By example of her integrity, she stood against the practice of systemized cultural degradation. The attitude that Black Americans were dishonest, immoral, uneducated, and uncouth perpetuated a caste system that blocked opportunities that could change their lives. In writing about Emily I purposely portrayed her as someone the white women in the community trusted, respected, and valued so much that they were willing to acquiesce to her demands. She approached her clients with professionalism and equality. Her services were not something to be taken for granted, but appreciated.
We see strength, kindness, and commitment to family. Over and over we read about Missy’s daddy clearing new fields to meet the growing needs of his children, but he doesn’t recognize that James faces the same challenges. When her husband is restricted by his own brother in caring for his family, Emily meets the increasing demands. By taking on new clients over the years, she willingly responds to the burden. We witness her kindness in caring for her children, Miss Ada, Missy, and even James. A testament to her strength is the moment she hears her son is dead, but she refuses to let that community see her crumble. She, like Miss Ada, demonstrate courage, grit, and a spirit that commands respect.

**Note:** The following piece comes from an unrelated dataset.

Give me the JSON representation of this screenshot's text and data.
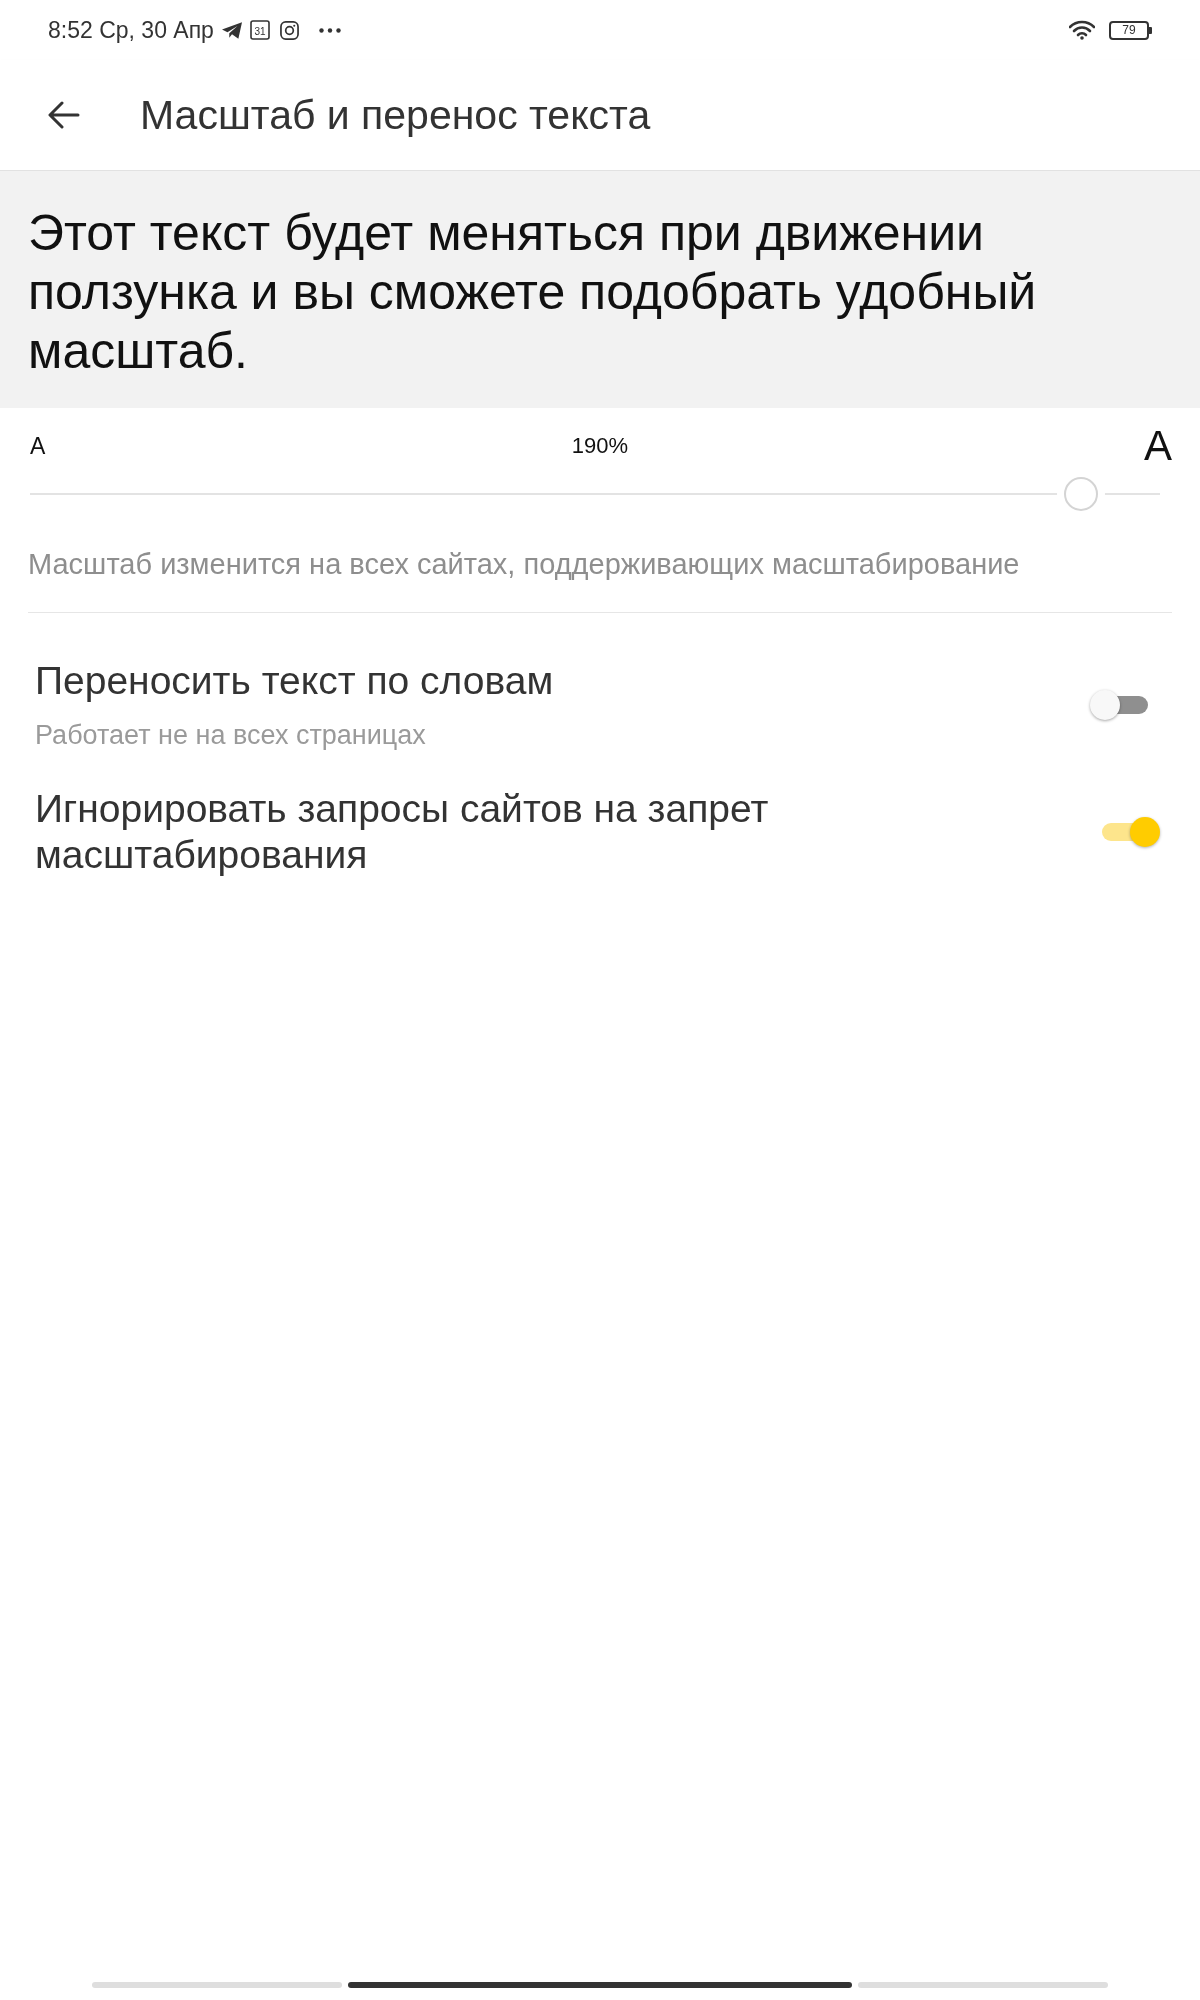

Emily is a private woman, but her feelings toward her father reveal inner turmoil. There is anger that Mr. Jefferson was denied his identity and heritage as the only son of a successful white businessman. How does she feel about Grandma Em passing for white, or refusing to acknowledge her father? Her life decisions were not based on happiness for herself, but on achieving justice for Mr. Jefferson. The fear she instilled in the Tucker’s provided her father with a forced level of dignity from the family, and as a result, within the community. Seeking recognition for him gave her more purpose than the role of wife and mother. When she lost her father, her reason to live no longer existed.
“Those who cannot remember the past are condemned to repeat it.” Santayana